A revolutionary and environmentally-friendly new road surface is now ready to roll.
‘Crumb Rubber’ surfaces have been laid at Lagoon Road, Carbrook and Johnson Road, Greenbank.
Crumb Rubber is a combination of old tyres that usually contains reclaimed asphalt.
Logan City Council has teamed with tyre industry group, Tyre Stewardship Australia (TSA), to trial the new eco-friendly road surface.
TSA has committed $150,000 to the trial and additional laboratory testing, which aims to prove that the new surface will be as good as, or better than, standard road sealing.
City Infrastructure Committee Chairperson Councillor Teresa Lane said the trial is part of Council’s drive to build a road network that is suitable for our growing region.
“If the trial is successful we can expect to see more roads in Logan using this cutting edge technology,” Cr Lane said.
“The benefits for Logan are two-fold – it will enhance road quality for users in a cost-effective way and help the environment at the same time.”
The surfaces will now be analysed as part of the monitoring phase.
Crumb rubber is produced by reducing scrap tyres to basic materials and removing steel fibre along with any other contaminants such as dust, glass or rock.
Reclaimed asphalt consists of old, damaged pavement materials milled and crushed into a new mixture.
According to TSA’s latest data, Australia generated the equivalent of 56 million used car tyres last financial year.
Eighty-nine per cent of them were recovered for reuse or processed into tyre-derived products.

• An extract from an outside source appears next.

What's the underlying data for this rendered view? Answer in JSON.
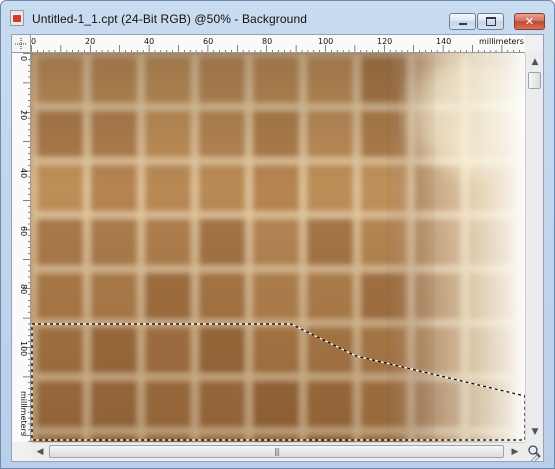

The rest ended up in landfill or were stockpiled.
In Queensland, the equivalent of 12.7 million car tyres were generated with a recovery rate of 69 per cent.

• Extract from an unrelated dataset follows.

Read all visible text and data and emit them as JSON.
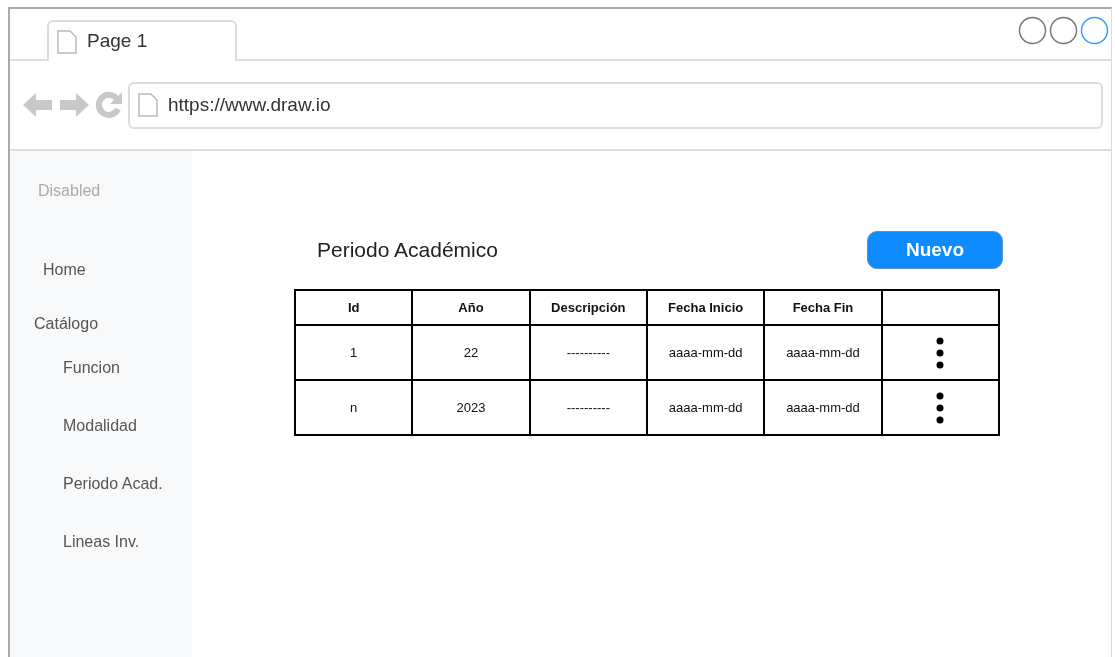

Around 14 per cent of the recovered tyres were locally recycled into crumb rubber and granules.